02 Sep 2007
If the Route
Beatrice Gibson and Jamie McCarthy
(resonanceFM & Studio Voltaire, 2007)
‘Where to, guv?’ It’s not for nothing that the London cab driver’s traditional greeting inspires confidence. In order to drive one of the iconic black taxis, each cabbie must complete the Knowledge – 320 routes and 30,000 streets covering a six-mile radius of central London. The examination (created in 1851 after complaints that taxi drivers couldn’t find their way to the Great Exhibition), and its mnemonic methods are unique; a system enabling such detailed topographical knowledge (from major landmarks to obscure stretches of road) that your average London cabbie can outstrip any fancy GPS unit.
This was the point of departure for ‘If the Route: the Great Learning of London’ (2007), a radio project by artist Beatrice Gibson and musician Jamie McCarthy. A set of seven broadcasts on resonanceFM, by various trainee cabdrivers, musicians, architects and writers, ‘If the Route’ collided the Knowledge with the principles of composer Cornelius Cardew’s The Great Learning (1968–71); a score in seven instructional paragraphs, written for any professional or amateur performers.
The first broadcast (performed at Studio Voltaire) was created in collaboration with ten Knowledge students and involved enacting their daily ‘calling over’ tests – whereby novitiate cabbies recite routes to each other – to the accompaniment of four improvising string players. Opening with rapid-fire solo voices (‘Rolls Road to St Martin’s Theatre: leave by Humphrey Street right Old Kent Road comply Bricklayers Arms roundabout …’), the calls gradually layered over each other, until joined by long, arcing string notes – dramatic counterpoints to the alert recitations of the vocalists.
The second episode featured two talks commissioned by architect Celine Condorelli; management analyst Walter Skok on the Knowledge as a successful model of community expertise, and trainee taxi driver Jonny Hare reading from the Greek Ars Memoria (The Art of Memory), an ancient text with startlingly contemporary resonances. Cab driver of 18 years, writer and poet, Simon Phillips presented broadcast three: seven poems, seven taxi-related songs (including tracks by Hanoi Rocks and Angel Corpus Christi) and seven texts by his father, Phil Phillips, a well-known writer for taxi trade magazines. Entertaining and poignant, it was in stark contrast to Eyal Weizman, Peter Mörtenböck and Helge Mooshammer’s dense, theoretical response. A fictional panel discussion wrought from cut-and-pasted voices elaborating on ideas of (small ‘k’) knowledge production, each voice was recorded in a different location. The various room ambiences created a kind of topography encoded in sound, saving the piece from academic stiffness. Tom McCarthy broadcast a phantasmagoric radio transmission – sheets of shortwave static from which drifted voices reciting Homeric odes to Hermes. Kaffe Matthews’ ‘Packington Square’ was built from information gleaned during walks through east London; the high-pitched tones and fragmented found sound of her palimpsest composition complimented McCarthy’s spectral signals. The final programme returned to Gibson and Jamie McCarthy’s own pieces – electronica as abrasive as rush hour and affecting as empty streets at dawn.

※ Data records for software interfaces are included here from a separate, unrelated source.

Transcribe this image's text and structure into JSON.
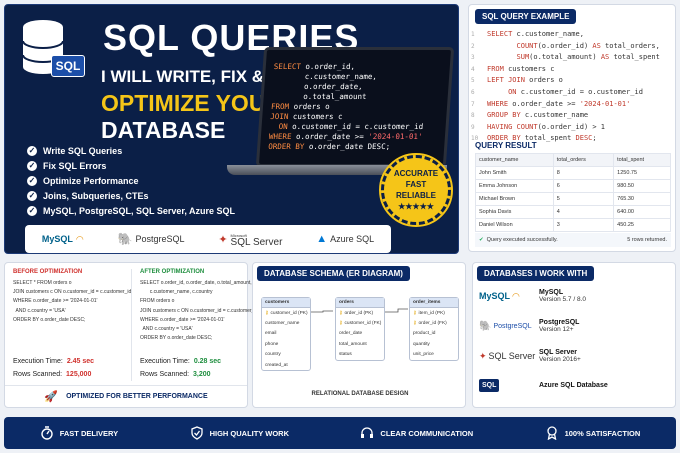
{
  "hero": {
    "title": "SQL QUERIES",
    "sql_badge": "SQL",
    "line1": "I WILL WRITE, FIX &",
    "line2": "OPTIMIZE YOUR",
    "line3": "DATABASE",
    "features": [
      "Write SQL Queries",
      "Fix SQL Errors",
      "Optimize Performance",
      "Joins, Subqueries, CTEs",
      "MySQL, PostgreSQL, SQL Server, Azure SQL"
    ],
    "badge": [
      "ACCURATE",
      "FAST",
      "RELIABLE",
      "★★★★★"
    ],
    "code_lines": [
      [
        "SELECT",
        " o.order_id,"
      ],
      [
        "",
        "       c.customer_name,"
      ],
      [
        "",
        "       o.order_date,"
      ],
      [
        "",
        "       o.total_amount"
      ],
      [
        "FROM",
        " orders o"
      ],
      [
        "JOIN",
        " customers c"
      ],
      [
        "  ON",
        " o.customer_id = c.customer_id"
      ],
      [
        "WHERE",
        " o.order_date >= '2024-01-01'"
      ],
      [
        "ORDER BY",
        " o.order_date DESC;"
      ]
    ],
    "logos": [
      "MySQL",
      "PostgreSQL",
      "SQL Server",
      "Azure SQL"
    ],
    "logo_sub": "Microsoft"
  },
  "example": {
    "tag": "SQL QUERY EXAMPLE",
    "code": [
      "SELECT c.customer_name,",
      "       COUNT(o.order_id) AS total_orders,",
      "       SUM(o.total_amount) AS total_spent",
      "FROM customers c",
      "LEFT JOIN orders o",
      "     ON c.customer_id = o.customer_id",
      "WHERE o.order_date >= '2024-01-01'",
      "GROUP BY c.customer_name",
      "HAVING COUNT(o.order_id) > 1",
      "ORDER BY total_spent DESC;"
    ],
    "result_title": "QUERY RESULT",
    "columns": [
      "customer_name",
      "total_orders",
      "total_spent"
    ],
    "rows": [
      [
        "John Smith",
        "8",
        "1250.75"
      ],
      [
        "Emma Johnson",
        "6",
        "980.50"
      ],
      [
        "Michael Brown",
        "5",
        "765.30"
      ],
      [
        "Sophia Davis",
        "4",
        "640.00"
      ],
      [
        "Daniel Wilson",
        "3",
        "450.25"
      ]
    ],
    "status_left": "Query executed successfully.",
    "status_right": "5 rows returned."
  },
  "before_after": {
    "before_title": "BEFORE OPTIMIZATION",
    "before_code": "SELECT * FROM orders o\nJOIN customers c ON o.customer_id = c.customer_id\nWHERE o.order_date >= '2024-01-01'\n  AND c.country = 'USA'\nORDER BY o.order_date DESC;",
    "after_title": "AFTER OPTIMIZATION",
    "after_code": "SELECT o.order_id, o.order_date, o.total_amount,\n       c.customer_name, c.country\nFROM orders o\nJOIN customers c ON o.customer_id = c.customer_id\nWHERE o.order_date >= '2024-01-01'\n  AND c.country = 'USA'\nORDER BY o.order_date DESC;",
    "exec_label": "Execution Time:",
    "rows_label": "Rows Scanned:",
    "before_exec": "2.45 sec",
    "before_rows": "125,000",
    "after_exec": "0.28 sec",
    "after_rows": "3,200",
    "footer": "OPTIMIZED FOR BETTER PERFORMANCE",
    "colors": {
      "before": "#d0312d",
      "after": "#1e8e3e"
    }
  },
  "schema": {
    "tag": "DATABASE SCHEMA (ER DIAGRAM)",
    "tables": [
      {
        "name": "customers",
        "cols": [
          [
            "customer_id (PK)",
            true
          ],
          [
            "customer_name",
            false
          ],
          [
            "email",
            false
          ],
          [
            "phone",
            false
          ],
          [
            "country",
            false
          ],
          [
            "created_at",
            false
          ]
        ]
      },
      {
        "name": "orders",
        "cols": [
          [
            "order_id (PK)",
            true
          ],
          [
            "customer_id (FK)",
            true
          ],
          [
            "order_date",
            false
          ],
          [
            "total_amount",
            false
          ],
          [
            "status",
            false
          ]
        ]
      },
      {
        "name": "order_items",
        "cols": [
          [
            "item_id (PK)",
            true
          ],
          [
            "order_id (FK)",
            true
          ],
          [
            "product_id",
            false
          ],
          [
            "quantity",
            false
          ],
          [
            "unit_price",
            false
          ]
        ]
      }
    ],
    "caption": "RELATIONAL DATABASE DESIGN"
  },
  "databases": {
    "tag": "DATABASES I WORK WITH",
    "items": [
      {
        "logo": "MySQL",
        "name": "MySQL",
        "version": "Version 5.7 / 8.0"
      },
      {
        "logo": "PostgreSQL",
        "name": "PostgreSQL",
        "version": "Version 12+"
      },
      {
        "logo": "SQL Server",
        "name": "SQL Server",
        "version": "Version 2016+"
      },
      {
        "logo": "SQL",
        "name": "Azure SQL Database",
        "version": ""
      }
    ]
  },
  "footer": {
    "items": [
      "FAST DELIVERY",
      "HIGH QUALITY WORK",
      "CLEAR COMMUNICATION",
      "100% SATISFACTION"
    ]
  }
}
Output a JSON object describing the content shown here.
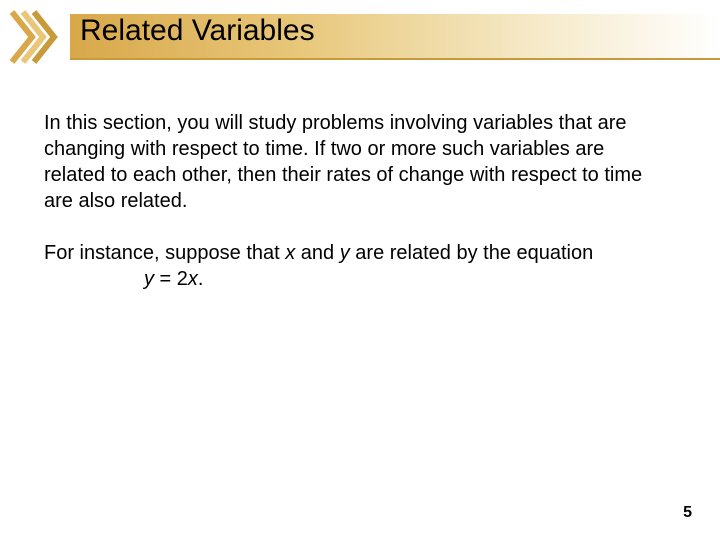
{
  "header": {
    "title": "Related Variables"
  },
  "body": {
    "p1": "In this section, you will study problems involving variables that are changing with respect to time. If two or more such variables are related to each other, then their rates of change with respect to time are also related.",
    "p2_pre": "For instance, suppose that ",
    "p2_var1": "x",
    "p2_mid": " and ",
    "p2_var2": "y",
    "p2_post": " are related by the equation",
    "eq_lhs": "y",
    "eq_eq": " = 2",
    "eq_rhs": "x",
    "eq_end": "."
  },
  "page_number": "5",
  "colors": {
    "gold_dark": "#c99a3a",
    "gold_mid": "#d8a84a",
    "gold_light": "#f0dca8"
  }
}
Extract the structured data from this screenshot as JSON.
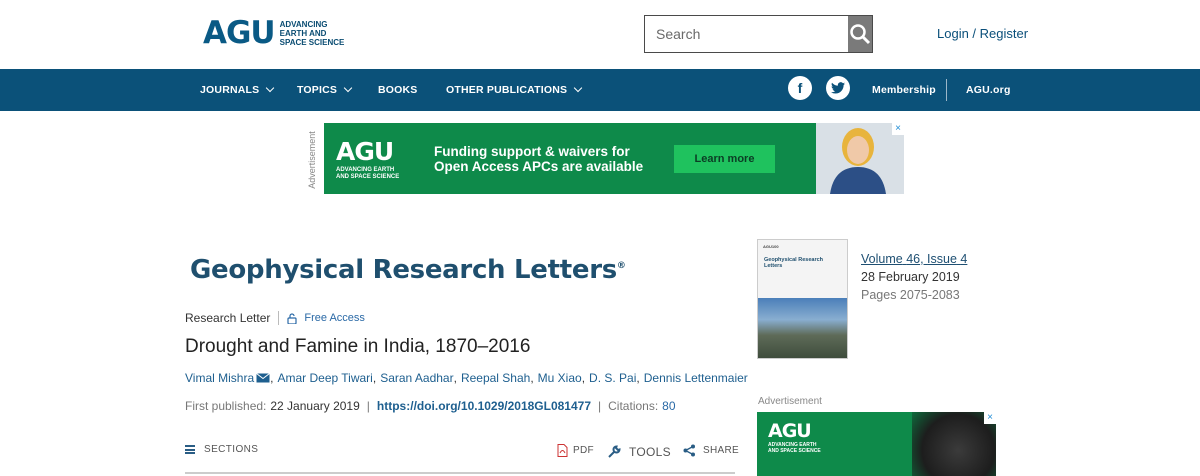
{
  "header": {
    "logo_text": "AGU",
    "logo_tagline": "ADVANCING EARTH AND SPACE SCIENCE",
    "search_placeholder": "Search",
    "login_label": "Login / Register"
  },
  "nav": {
    "items": [
      {
        "label": "JOURNALS",
        "has_dropdown": true
      },
      {
        "label": "TOPICS",
        "has_dropdown": true
      },
      {
        "label": "BOOKS",
        "has_dropdown": false
      },
      {
        "label": "OTHER PUBLICATIONS",
        "has_dropdown": true
      }
    ],
    "social": [
      "facebook-icon",
      "twitter-icon"
    ],
    "membership_label": "Membership",
    "agu_org_label": "AGU.org"
  },
  "ad_top": {
    "label": "Advertisement",
    "logo_text": "AGU",
    "logo_tagline": "ADVANCING EARTH AND SPACE SCIENCE",
    "headline": "Funding support & waivers for Open Access APCs are available",
    "cta": "Learn more",
    "close": "×"
  },
  "journal": {
    "title": "Geophysical Research Letters",
    "mark": "®"
  },
  "article": {
    "type": "Research Letter",
    "access": "Free Access",
    "title": "Drought and Famine in India, 1870–2016",
    "authors": [
      "Vimal Mishra",
      "Amar Deep Tiwari",
      "Saran Aadhar",
      "Reepal Shah",
      "Mu Xiao",
      "D. S. Pai",
      "Dennis Lettenmaier"
    ],
    "first_published_label": "First published:",
    "first_published_date": "22 January 2019",
    "doi": "https://doi.org/10.1029/2018GL081477",
    "citations_label": "Citations:",
    "citations_count": "80"
  },
  "toolbar": {
    "sections_label": "SECTIONS",
    "pdf_label": "PDF",
    "tools_label": "TOOLS",
    "share_label": "SHARE"
  },
  "issue": {
    "volume_label": "Volume",
    "volume": "46",
    "issue_label": "Issue",
    "issue": "4",
    "date": "28 February 2019",
    "pages": "Pages 2075-2083",
    "cover_title": "Geophysical Research Letters"
  },
  "ad_side": {
    "label": "Advertisement",
    "logo_text": "AGU",
    "logo_tagline": "ADVANCING EARTH AND SPACE SCIENCE",
    "close": "×"
  },
  "colors": {
    "nav_bg": "#0b5179",
    "ad_green": "#0e8a4a",
    "link_blue": "#1e5f8f"
  }
}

Although owing a big debt to Cardew (who was, ironically, killed by a hit-and-run driver), and Brian Eno and Peter Schmidt’s ‘Oblique Strategies’ (1975–

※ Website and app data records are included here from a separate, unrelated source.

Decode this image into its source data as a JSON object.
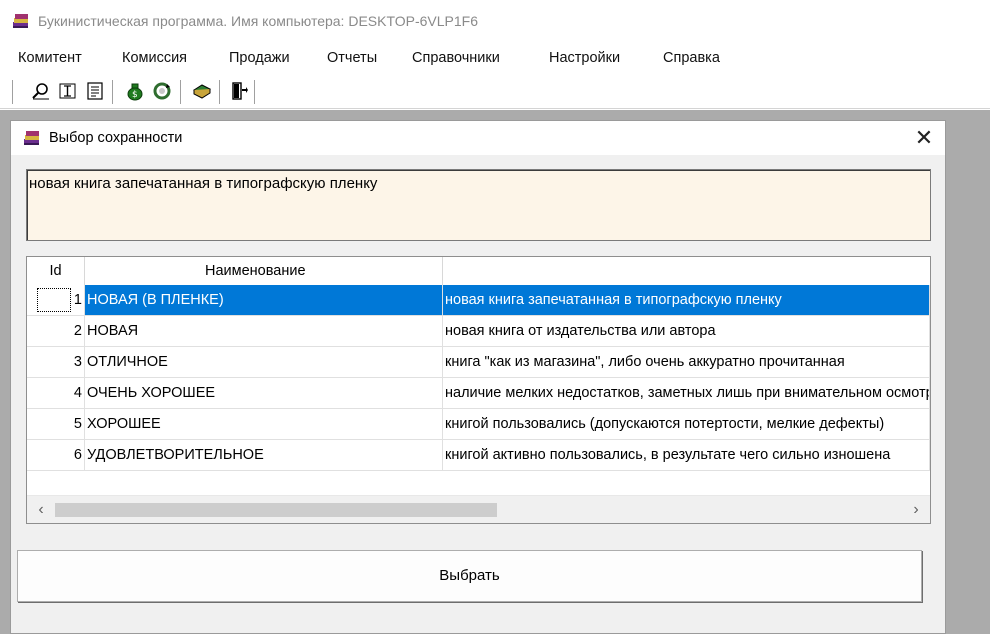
{
  "app": {
    "title": "Букинистическая программа. Имя компьютера: DESKTOP-6VLP1F6",
    "icon": "book-stack-icon"
  },
  "menu": [
    "Комитент",
    "Комиссия",
    "Продажи",
    "Отчеты",
    "Справочники",
    "Настройки",
    "Справка"
  ],
  "toolbar": {
    "icons": [
      "search-icon",
      "text-cursor-icon",
      "document-icon",
      "money-bag-icon",
      "refresh-icon",
      "book-icon",
      "exit-door-icon"
    ]
  },
  "dialog": {
    "title": "Выбор сохранности",
    "close_glyph": "✕",
    "description": "новая книга запечатанная в типографскую пленку",
    "description_bg": "#fdf5e8",
    "grid": {
      "columns": [
        "Id",
        "Наименование",
        ""
      ],
      "rows": [
        {
          "id": "1",
          "name": "НОВАЯ (В ПЛЕНКЕ)",
          "desc": "новая книга запечатанная в типографскую пленку",
          "selected": true
        },
        {
          "id": "2",
          "name": "НОВАЯ",
          "desc": "новая книга от издательства или автора"
        },
        {
          "id": "3",
          "name": "ОТЛИЧНОЕ",
          "desc": "книга \"как из магазина\", либо очень аккуратно прочитанная"
        },
        {
          "id": "4",
          "name": "ОЧЕНЬ ХОРОШЕЕ",
          "desc": "наличие мелких недостатков, заметных лишь при внимательном осмотре"
        },
        {
          "id": "5",
          "name": "ХОРОШЕЕ",
          "desc": "книгой пользовались (допускаются потертости, мелкие дефекты)"
        },
        {
          "id": "6",
          "name": "УДОВЛЕТВОРИТЕЛЬНОЕ",
          "desc": "книгой активно пользовались, в результате чего сильно изношена"
        }
      ],
      "selection_color": "#0078d7"
    },
    "scroll_left": "‹",
    "scroll_right": "›",
    "select_button": "Выбрать"
  }
}
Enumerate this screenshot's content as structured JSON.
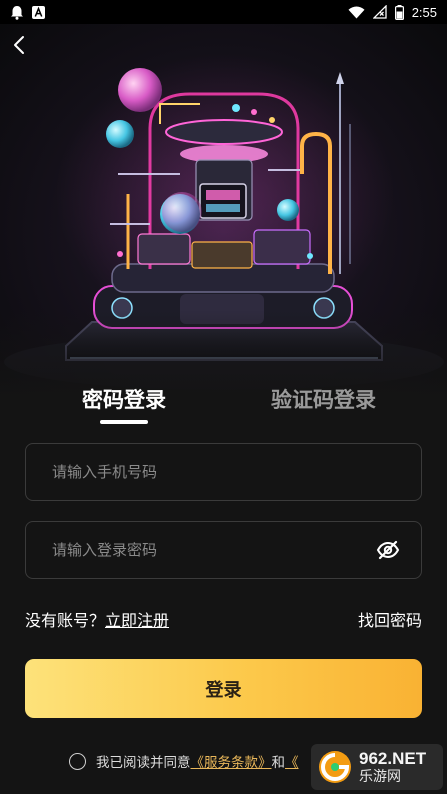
{
  "status_bar": {
    "time": "2:55",
    "left_icons": [
      "notification-bell-icon",
      "app-a-icon"
    ],
    "right_icons": [
      "wifi-icon",
      "no-signal-icon",
      "battery-icon"
    ]
  },
  "header": {
    "back_icon": "back-arrow-icon"
  },
  "tabs": [
    {
      "label": "密码登录",
      "active": true
    },
    {
      "label": "验证码登录",
      "active": false
    }
  ],
  "form": {
    "phone_placeholder": "请输入手机号码",
    "phone_value": "",
    "password_placeholder": "请输入登录密码",
    "password_value": "",
    "password_toggle_icon": "eye-off-icon"
  },
  "links": {
    "no_account": "没有账号？",
    "register": "立即注册",
    "forgot_password": "找回密码"
  },
  "login_button_label": "登录",
  "agreement": {
    "prefix": "我已阅读并同意",
    "terms": "《服务条款》",
    "and": "和",
    "privacy_visible": "《"
  },
  "watermark": {
    "site": "962.NET",
    "name": "乐游网"
  },
  "colors": {
    "background": "#141414",
    "accent_gold": "#fcc94b",
    "link_gold": "#e9b75a",
    "field_border": "#3b3b3b",
    "placeholder": "#8a8a8a"
  }
}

ongoing), ‘If the Route’ was engagingly thoughtful – a radio project which never let you forget that, as Phil Phillips put it, ‘you have to see the city to know the city’.
First published in Issue 109